Against England, when Sri Lanka were expected to chase down 247 in 32 overs, their batsmen succumbed to 144 all out with the highest partnership being 44. The highest partnership that the side has managed in 6 rpo+ run-chases is 83, a tame one between Angelo Mathews and Ashan Priyanjan against South Africa in the 3rd ODI when their chances of winning that match had significantly petered out.
|Opposition||Target||Final Score||Highest Partnership|
|England||247 (32 overs)||144||44|
Sri Lanka need to learn the art of maintaining a balance between attack and defense when chasing huge totals. One glaring mistake that the batting order made was to look for boundaries, which led to them often compromising on opportunities to take singles. Except in the first game against South Africa when Sangakkara scored 88, Sri Lanka failed to have any of their top 4 bat through the innings.
Sangakkara has traditionally been the sheet anchor of Sri Lanka; if they are to depend on him to increase the pace of of the innings, then the team management will have to find a someone to fill his role.
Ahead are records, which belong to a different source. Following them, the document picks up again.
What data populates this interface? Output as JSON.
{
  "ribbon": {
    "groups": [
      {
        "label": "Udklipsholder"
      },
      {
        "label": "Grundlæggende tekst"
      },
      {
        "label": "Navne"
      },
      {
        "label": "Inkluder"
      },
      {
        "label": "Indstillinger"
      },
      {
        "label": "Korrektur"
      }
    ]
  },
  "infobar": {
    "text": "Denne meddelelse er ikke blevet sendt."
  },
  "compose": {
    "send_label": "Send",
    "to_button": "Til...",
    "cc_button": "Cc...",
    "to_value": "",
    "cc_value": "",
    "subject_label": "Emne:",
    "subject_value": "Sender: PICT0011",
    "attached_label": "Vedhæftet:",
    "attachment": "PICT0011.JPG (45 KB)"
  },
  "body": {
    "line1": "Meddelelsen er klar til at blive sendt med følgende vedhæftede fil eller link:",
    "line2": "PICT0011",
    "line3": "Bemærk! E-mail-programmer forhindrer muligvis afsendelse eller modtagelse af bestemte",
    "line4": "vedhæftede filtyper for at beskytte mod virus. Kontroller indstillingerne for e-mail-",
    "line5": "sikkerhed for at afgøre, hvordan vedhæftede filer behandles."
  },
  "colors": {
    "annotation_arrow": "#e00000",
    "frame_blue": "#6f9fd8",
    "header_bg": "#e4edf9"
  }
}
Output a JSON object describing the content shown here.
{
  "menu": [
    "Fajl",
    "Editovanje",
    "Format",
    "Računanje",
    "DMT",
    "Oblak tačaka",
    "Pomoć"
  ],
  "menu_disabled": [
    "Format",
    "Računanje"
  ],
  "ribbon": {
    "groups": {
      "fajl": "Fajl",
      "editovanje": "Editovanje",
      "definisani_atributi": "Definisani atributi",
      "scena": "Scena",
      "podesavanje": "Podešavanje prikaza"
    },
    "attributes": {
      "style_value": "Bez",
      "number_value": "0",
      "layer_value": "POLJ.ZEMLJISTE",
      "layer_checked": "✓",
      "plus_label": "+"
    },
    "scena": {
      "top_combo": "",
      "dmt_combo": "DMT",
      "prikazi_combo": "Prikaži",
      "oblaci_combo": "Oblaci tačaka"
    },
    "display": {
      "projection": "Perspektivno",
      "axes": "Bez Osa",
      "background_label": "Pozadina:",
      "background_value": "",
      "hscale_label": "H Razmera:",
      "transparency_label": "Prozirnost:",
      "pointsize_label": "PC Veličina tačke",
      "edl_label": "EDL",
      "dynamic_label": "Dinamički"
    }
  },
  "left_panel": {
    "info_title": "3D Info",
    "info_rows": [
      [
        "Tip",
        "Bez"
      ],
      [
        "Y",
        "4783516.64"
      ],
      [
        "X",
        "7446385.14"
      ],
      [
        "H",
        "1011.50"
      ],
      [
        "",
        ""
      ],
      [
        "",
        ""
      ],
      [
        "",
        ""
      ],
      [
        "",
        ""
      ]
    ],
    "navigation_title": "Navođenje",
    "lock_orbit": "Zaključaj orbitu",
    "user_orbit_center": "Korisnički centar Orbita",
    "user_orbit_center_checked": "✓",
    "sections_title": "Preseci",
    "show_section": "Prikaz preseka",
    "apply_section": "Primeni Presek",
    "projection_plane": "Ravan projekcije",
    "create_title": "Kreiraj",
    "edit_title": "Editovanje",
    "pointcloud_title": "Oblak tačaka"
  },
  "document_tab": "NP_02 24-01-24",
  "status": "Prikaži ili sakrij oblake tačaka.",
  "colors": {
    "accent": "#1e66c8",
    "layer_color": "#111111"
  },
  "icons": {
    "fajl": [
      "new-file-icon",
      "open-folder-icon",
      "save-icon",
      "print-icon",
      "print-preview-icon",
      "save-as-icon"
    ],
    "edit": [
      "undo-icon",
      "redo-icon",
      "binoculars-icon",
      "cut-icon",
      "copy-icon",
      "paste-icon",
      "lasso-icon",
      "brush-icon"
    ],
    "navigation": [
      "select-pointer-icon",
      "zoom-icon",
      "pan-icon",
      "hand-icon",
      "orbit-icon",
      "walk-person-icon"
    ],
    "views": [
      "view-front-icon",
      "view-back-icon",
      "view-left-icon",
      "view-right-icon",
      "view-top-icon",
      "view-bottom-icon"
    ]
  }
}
With the 50-over World Cup less than 100 days away, it ain’t happening.
Ashan Priyanjan’s succession of failures – the odd one out
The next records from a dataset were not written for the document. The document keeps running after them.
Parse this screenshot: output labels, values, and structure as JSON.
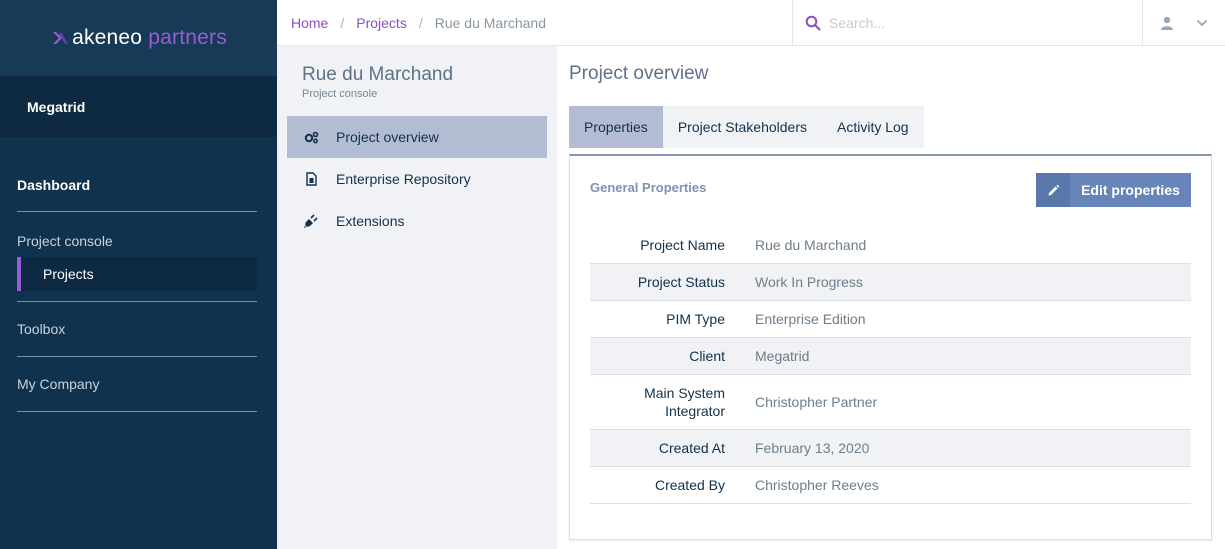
{
  "brand": {
    "name": "akeneo",
    "suffix": "partners"
  },
  "sidebar": {
    "company": "Megatrid",
    "dashboard": "Dashboard",
    "section_label": "Project console",
    "active_item": "Projects",
    "items": [
      "Toolbox",
      "My Company"
    ]
  },
  "breadcrumb": {
    "home": "Home",
    "projects": "Projects",
    "current": "Rue du Marchand",
    "separator": "/"
  },
  "search": {
    "placeholder": "Search..."
  },
  "project": {
    "title": "Rue du Marchand",
    "subtitle": "Project console"
  },
  "subnav": {
    "items": [
      {
        "label": "Project overview",
        "icon": "gears-icon",
        "active": true
      },
      {
        "label": "Enterprise Repository",
        "icon": "file-icon",
        "active": false
      },
      {
        "label": "Extensions",
        "icon": "plug-icon",
        "active": false
      }
    ]
  },
  "main": {
    "title": "Project overview",
    "tabs": [
      "Properties",
      "Project Stakeholders",
      "Activity Log"
    ],
    "active_tab": "Properties",
    "card_title": "General Properties",
    "edit_label": "Edit properties",
    "properties": [
      {
        "label": "Project Name",
        "value": "Rue du Marchand"
      },
      {
        "label": "Project Status",
        "value": "Work In Progress"
      },
      {
        "label": "PIM Type",
        "value": "Enterprise Edition"
      },
      {
        "label": "Client",
        "value": "Megatrid"
      },
      {
        "label": "Main System Integrator",
        "value": "Christopher Partner"
      },
      {
        "label": "Created At",
        "value": "February 13, 2020"
      },
      {
        "label": "Created By",
        "value": "Christopher Reeves"
      }
    ]
  },
  "colors": {
    "sidebar_bg": "#11324d",
    "accent": "#9a5bd6",
    "active_bg": "#b2bdd3",
    "button": "#6785b8"
  }
}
Ashan Priyanjan made a promising start to his ODI career by smashing the Pakistani bowling attack to record his highest ODI score of 74, but, since then, he has failed to impress, save his 15-ball 39 against Pakistan in August. Priyanjan’s role has been to finish the innings, but he has rarely done it to perfection.
Even though his part time off-spin has given Sri Lanka the much-needed balance, how long will the selectors forbear his batting failures for his part time off-breaks is a question that needs to be answered.
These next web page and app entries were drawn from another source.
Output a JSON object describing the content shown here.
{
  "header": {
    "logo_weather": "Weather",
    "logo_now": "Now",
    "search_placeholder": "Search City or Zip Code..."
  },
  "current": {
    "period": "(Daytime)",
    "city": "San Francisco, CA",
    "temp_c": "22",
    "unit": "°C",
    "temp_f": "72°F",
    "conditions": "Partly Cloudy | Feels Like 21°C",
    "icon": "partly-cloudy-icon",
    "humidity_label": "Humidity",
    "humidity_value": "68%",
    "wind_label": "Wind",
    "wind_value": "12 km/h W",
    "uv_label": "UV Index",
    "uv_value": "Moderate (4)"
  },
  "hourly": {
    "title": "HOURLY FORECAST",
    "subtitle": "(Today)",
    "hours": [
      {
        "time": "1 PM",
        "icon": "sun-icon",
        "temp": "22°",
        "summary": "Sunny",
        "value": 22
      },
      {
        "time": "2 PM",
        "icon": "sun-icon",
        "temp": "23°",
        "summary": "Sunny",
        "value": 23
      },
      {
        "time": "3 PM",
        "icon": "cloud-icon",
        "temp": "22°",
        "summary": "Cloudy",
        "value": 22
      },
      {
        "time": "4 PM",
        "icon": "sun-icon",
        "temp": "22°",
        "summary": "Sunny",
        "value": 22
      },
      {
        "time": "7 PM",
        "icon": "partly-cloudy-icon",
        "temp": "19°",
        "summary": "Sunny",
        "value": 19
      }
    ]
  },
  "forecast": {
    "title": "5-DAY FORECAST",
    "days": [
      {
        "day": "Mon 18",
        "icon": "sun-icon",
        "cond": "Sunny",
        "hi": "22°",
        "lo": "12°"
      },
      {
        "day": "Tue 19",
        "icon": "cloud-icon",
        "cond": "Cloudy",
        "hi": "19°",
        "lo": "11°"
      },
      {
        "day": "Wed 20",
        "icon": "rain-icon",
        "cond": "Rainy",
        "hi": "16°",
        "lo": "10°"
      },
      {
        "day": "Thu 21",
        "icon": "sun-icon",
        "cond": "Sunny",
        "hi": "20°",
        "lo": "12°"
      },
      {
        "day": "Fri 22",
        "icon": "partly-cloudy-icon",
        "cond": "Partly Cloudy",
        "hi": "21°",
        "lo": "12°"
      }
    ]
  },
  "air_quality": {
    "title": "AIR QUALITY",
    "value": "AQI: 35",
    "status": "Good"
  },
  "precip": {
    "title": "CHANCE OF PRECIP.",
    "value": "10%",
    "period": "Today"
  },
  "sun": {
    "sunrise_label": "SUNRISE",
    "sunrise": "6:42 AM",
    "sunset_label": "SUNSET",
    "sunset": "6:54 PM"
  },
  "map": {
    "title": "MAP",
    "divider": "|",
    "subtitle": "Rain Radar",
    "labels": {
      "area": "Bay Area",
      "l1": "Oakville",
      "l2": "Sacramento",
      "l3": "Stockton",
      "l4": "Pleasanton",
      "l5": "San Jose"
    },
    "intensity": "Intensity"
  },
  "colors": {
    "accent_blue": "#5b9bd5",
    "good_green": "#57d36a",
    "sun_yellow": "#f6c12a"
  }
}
Priyanjan has played 21 games so far averaging a measly 23.64 with the bat with two half-centuries. His off-breaks have earned him 5 wickets at an average of 46.60.
Is the persistence with Priyanjan the result of Sri Lanka’s lack of options after Dinesh Chandimal’s and Lahiru Thirimanne’s underwhelming performances? Or is Priyanjan retained to show Chandimal and Thirimanne that they can no more find places in the side solely on potential and that they need to do exceptionally well to make a return?
Sending the duo back to work on their basics has obviously yielded better results. The two young guns have tangoed well to win gold in the Asian Games and their returns against the West Indies A are encouraging.
Inability to finish innings – Mathews back to No. 6?
This may come as a surprise with Sri Lanka possessing one of the best finishers in the modern game: Angelo Mathews.
|Opposition||Final Score||Runs in last 10 overs||Wickets lost in last 10 overs||Mathews in during last 10?|
If yes, strike-rate
|Thisara in during last 10?|
If so, strike-rate
* Sri Lanka’s 67 all out against England has been ignored
The above table shows that Sri Lanka have been inconsistent in effectively finishing off an innings. Thisara, Sri Lanka’s wrecker-in-chief at the death, wasn’t featuring in the team regularly till the Pakistan series. But whenever the big hitting all-rounder has fired, Sri Lanka have plundered runs in the last 10 overs. Mathews’ promotion to number five has made him unavailable during the death in certain games, which has compounded the issue.
Even though Sri Lanka has on an average scored in excess of 80 in the last 10 overs, they have lost too many wickets, resulting in them not reaching the target that they would have hoped to get.
The team lost too many wickets in the middle overs against India, which deprived them from going bonkers at the death. But the lower-middle order’s failures against South Africa and England are alarming. Sri Lanka would ideally want Thisara to come in during the last 10, not prior to that. Mathews could also consider demoting himself to number 6 to shepherd the tail so as to achieve the necessary last minute surge.